Hmmm... I think I was wrong about the LFE content. I looked on my PC and could not find the paper I was thinking about, and wasted a while on the Dolby site looking for a section with technology white papers. It's probably there, somewhere, but I don't know where,,, I also read the S&V article you linked, thank you.

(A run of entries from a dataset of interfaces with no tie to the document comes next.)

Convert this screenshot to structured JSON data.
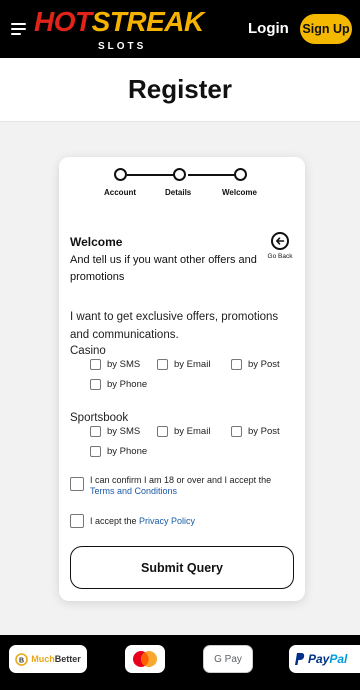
{
  "header": {
    "logo": {
      "hot": "HOT",
      "streak": "STREAK",
      "sub": "SLOTS"
    },
    "login_label": "Login",
    "signup_label": "Sign Up"
  },
  "page_title": "Register",
  "steps": [
    {
      "label": "Account"
    },
    {
      "label": "Details"
    },
    {
      "label": "Welcome"
    }
  ],
  "section": {
    "title": "Welcome",
    "text": "And tell us if you want other offers and promotions",
    "go_back_label": "Go Back"
  },
  "offers_text": "I want to get exclusive offers, promotions and communications.",
  "casino": {
    "label": "Casino",
    "options": [
      "by SMS",
      "by Email",
      "by Post",
      "by Phone"
    ]
  },
  "sportsbook": {
    "label": "Sportsbook",
    "options": [
      "by SMS",
      "by Email",
      "by Post",
      "by Phone"
    ]
  },
  "age_consent": {
    "text": "I can confirm I am 18 or over and I accept the",
    "link": "Terms and Conditions"
  },
  "privacy_consent": {
    "text": "I accept the",
    "link": "Privacy Policy"
  },
  "submit_label": "Submit Query",
  "payments": {
    "muchbetter": {
      "prefix": "Much",
      "suffix": "Better"
    },
    "googlepay": "G Pay",
    "paypal": {
      "pay": "Pay",
      "pal": "Pal"
    }
  },
  "colors": {
    "brand_red": "#e2231a",
    "brand_yellow": "#f5b800",
    "link_blue": "#1a5ba8"
  }
}
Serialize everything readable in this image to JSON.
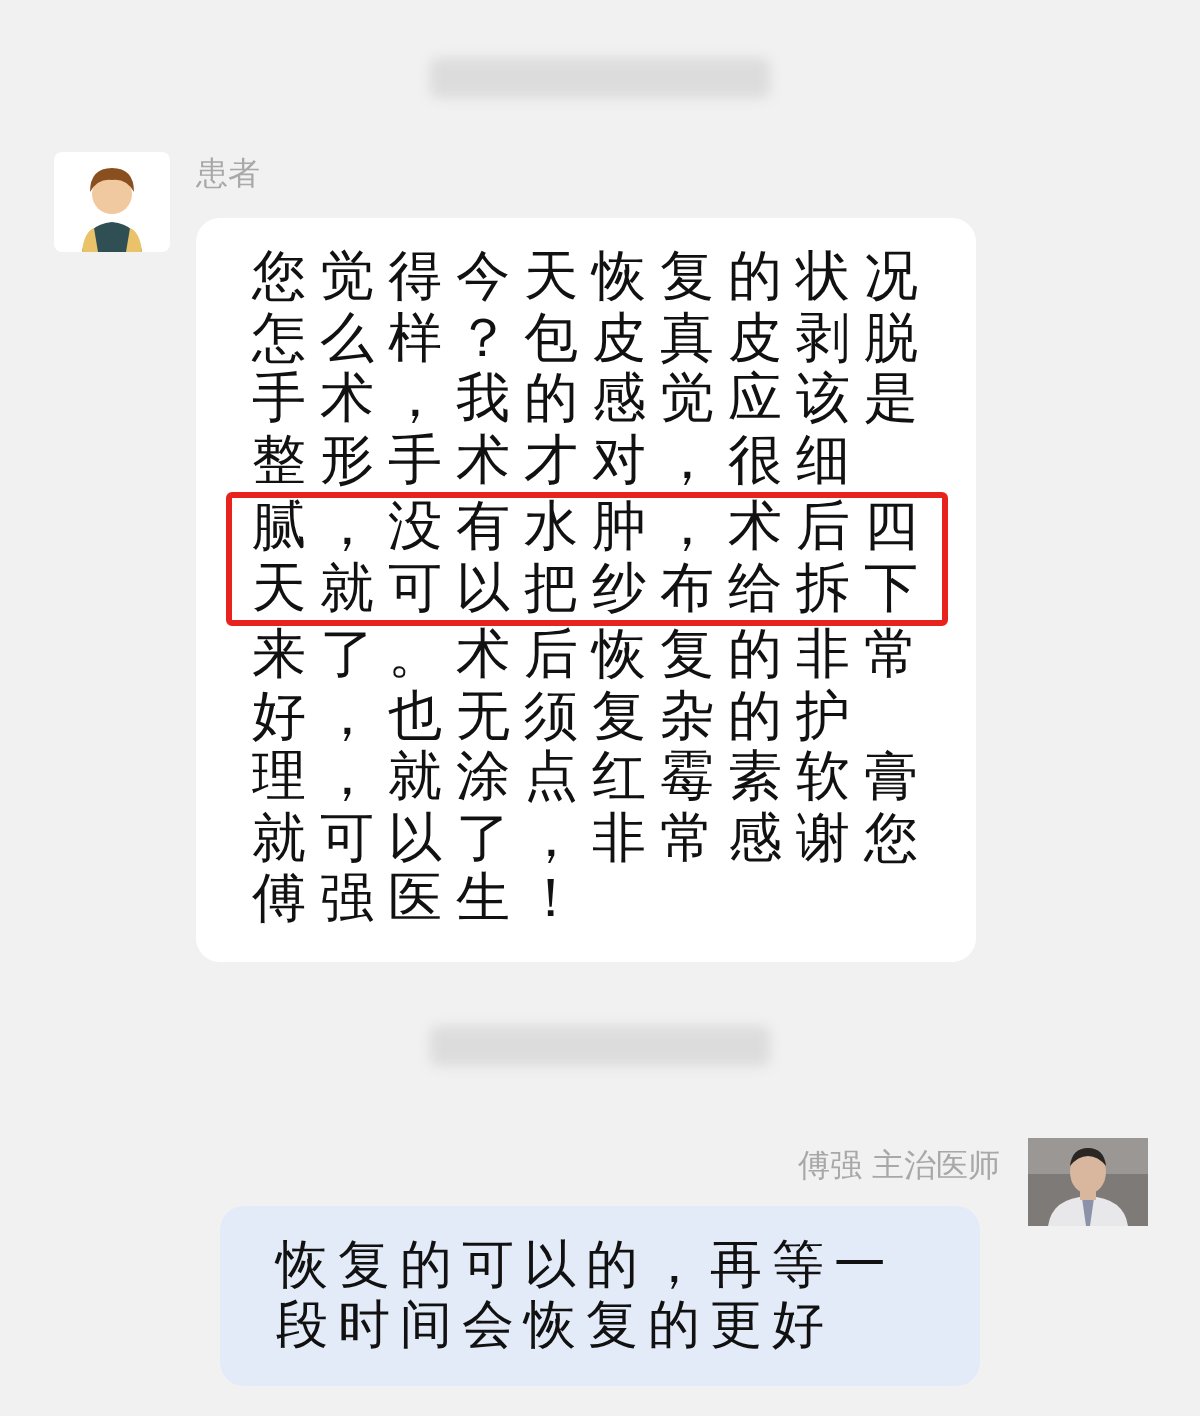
{
  "messages": [
    {
      "kind": "blurred_time"
    },
    {
      "kind": "incoming",
      "sender": "患者",
      "lines": [
        {
          "text": "您觉得今天恢复的状况",
          "highlighted": false
        },
        {
          "text": "怎么样？包皮真皮剥脱",
          "highlighted": false
        },
        {
          "text": "手术，我的感觉应该是",
          "highlighted": false
        },
        {
          "text": "整形手术才对，很细",
          "highlighted": false
        },
        {
          "text": "腻，没有水肿，术后四",
          "highlighted": true
        },
        {
          "text": "天就可以把纱布给拆下",
          "highlighted": true
        },
        {
          "text": "来了。术后恢复的非常",
          "highlighted": false
        },
        {
          "text": "好，也无须复杂的护",
          "highlighted": false
        },
        {
          "text": "理，就涂点红霉素软膏",
          "highlighted": false
        },
        {
          "text": "就可以了，非常感谢您",
          "highlighted": false
        },
        {
          "text": "傅强医生！",
          "highlighted": false
        }
      ]
    },
    {
      "kind": "blurred_time"
    },
    {
      "kind": "outgoing",
      "sender": "傅强 主治医师",
      "lines": [
        {
          "text": "恢复的可以的，再等一",
          "highlighted": false
        },
        {
          "text": "段时间会恢复的更好",
          "highlighted": false
        }
      ]
    }
  ]
}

What I found in my search was the diagram for one of my AVR's bass management schemes (not the Pioneer, but I am not sure if it is for the Denon or Sony -- no name on the picture). I probably grabbed it when I was first researching bass management before getting my Pioneer and after learning of Pioneer's scheme. For that AVR, the LFE channel has a 110 Hz LPF (not 120 Hz, don't know why, but that is what the diagram says) before the usual 10 dB gain stage and then a summer for bass from the other channels. The bass from the other channels goes through a second LPF before the summer o the sub, and that is variable as set by the crossover frequency. I found one other diagram for another AVR with essentially the same scheme. In other words, bass from the other channels is rolled off by the user-controllable LPF before being applied to the sub, but the LFE channel goes straight through to the sub. The diagram I have that I think
is for my Pioneer shows LPF's for each channel, including LFE, and all the LPF outputs are summed to go to the sub. All the LPF's are in one box and all controlled by the same crossover setting. So, in this case any LFE content over the crossover is lost.
So effectively I can't prove my claim so must redact with apologies. What I have evidence of is two of my AVRs (Sony and Denon as my Yamaha is older and I don't have any details for it) appear to send the LFE channel to the sub using its own LPF. Pioneer's LFE filter is ganged with all the other channels and controlled by the same, global, crossover setting. Here's the bullet list:
- In one case, the LFE has its own LPF (not user-controllable). All the other channels are summed, then go through a separate (single) LPF before being summed with the LFE signal going to the subwoofer. (Each channel also has its own LPF; seems a little wacky but that's what it shows.) The LFE signal is independent of the channel crossover so nothing is lost.
- In the second case again the LFE has its own LPF (not user-controllable). Each channel has its own LPF filter and the output of all the individual channel LPFs are summed with the LFE signal to drive the subwoofer. Again no LFE content is lost.
- Pioneer's scheme places a LPF in each channel, including the LFE, but all the LPF corners are set by a single (user-defined) crossover frequency. Thus any LFE above the global LPF setting is lost.
So in the first two schemes all LFE bandwidth is sent to the sub irrespective of the (user) crossover setting. In the Pioneer, any LFE signal over the (global, user) crossover is lost. Signal frequencies above the LFE crossover are not sent to the mains in any figure I have (except those without a sub, natch, in which case LFE is sent to the L/R speakers). So you are correct AFAIK that LFE is not sent to the mains (unless there is no sub).
Thanks for keeping me honest! - Don